Kerouac is in good company at the Merrimack Repertory Theatre. Founded in 1969, this versatile company has mounted prize winning productions of Waiting for Godot, Hamlet, Harold Pinter’s Homecoming, Marsha Norman’s ‘Night Mother, canonical plays by Eugene O’Neill, Tennessee Williams, and Arthur Miller, and a host of exciting plays by new writers.
In recent years, the theatre has held a staged reading of Kerouac’s only play, The Beat Generation, the script of which was discovered in a New Jersey warehouse, in 2005, and a full production of Kerouac’s bittersweet Lowell novel, Maggie Cassidy.
But all the stops were pulled out for the MRT’s stunning production of The Haunted Life, created in collaboration with Jim Sampas and the Estate of Jack Kerouac. One came away from the play with a sense that Kerouac had been given both the attention and the respect due him and his work by his hometown. You could enjoy the play without ever having read a word of Kerouac. This would not prevent you from feeling in awe of the writer’s early struggles to become one of America’s most original novelists, in the face of family strife, impending war, and the attractions of the new bohemia emerging in New York and San Francisco. If you had read Kerouac and knew him through his books and the numerous biographies that tell his story, you would emerge from the play with an even deeper understanding of how seriously Kerouac lived his writerly vocation. The seeds of everything Jack Kerouac would become may be found in both the novel and the play. But in the play we participate in ways that only a beautifully made and staged drama can make us see and feel what the words on the page open us to: the pathos of a major writer’s life.

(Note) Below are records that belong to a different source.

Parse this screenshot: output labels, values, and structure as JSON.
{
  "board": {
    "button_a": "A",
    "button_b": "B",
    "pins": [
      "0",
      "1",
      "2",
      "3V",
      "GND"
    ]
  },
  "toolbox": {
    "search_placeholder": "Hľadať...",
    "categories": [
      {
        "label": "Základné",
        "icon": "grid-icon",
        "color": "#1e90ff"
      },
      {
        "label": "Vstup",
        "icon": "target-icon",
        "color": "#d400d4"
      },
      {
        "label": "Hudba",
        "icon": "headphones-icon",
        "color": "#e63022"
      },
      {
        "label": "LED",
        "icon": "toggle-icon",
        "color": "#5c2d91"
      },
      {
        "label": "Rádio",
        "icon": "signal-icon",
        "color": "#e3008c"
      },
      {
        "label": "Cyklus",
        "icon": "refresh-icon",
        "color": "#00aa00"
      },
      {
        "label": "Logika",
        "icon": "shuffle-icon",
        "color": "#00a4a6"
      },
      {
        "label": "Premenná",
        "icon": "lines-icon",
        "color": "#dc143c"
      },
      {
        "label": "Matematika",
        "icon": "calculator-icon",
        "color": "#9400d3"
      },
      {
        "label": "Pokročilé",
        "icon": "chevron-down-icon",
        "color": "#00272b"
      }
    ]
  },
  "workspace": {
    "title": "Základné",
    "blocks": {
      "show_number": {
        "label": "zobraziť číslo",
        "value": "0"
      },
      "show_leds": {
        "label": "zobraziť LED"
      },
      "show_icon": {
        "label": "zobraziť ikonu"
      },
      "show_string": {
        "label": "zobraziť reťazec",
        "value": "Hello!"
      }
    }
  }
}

(This review appears in the Spring 2019 issue of Beat Scene, UK)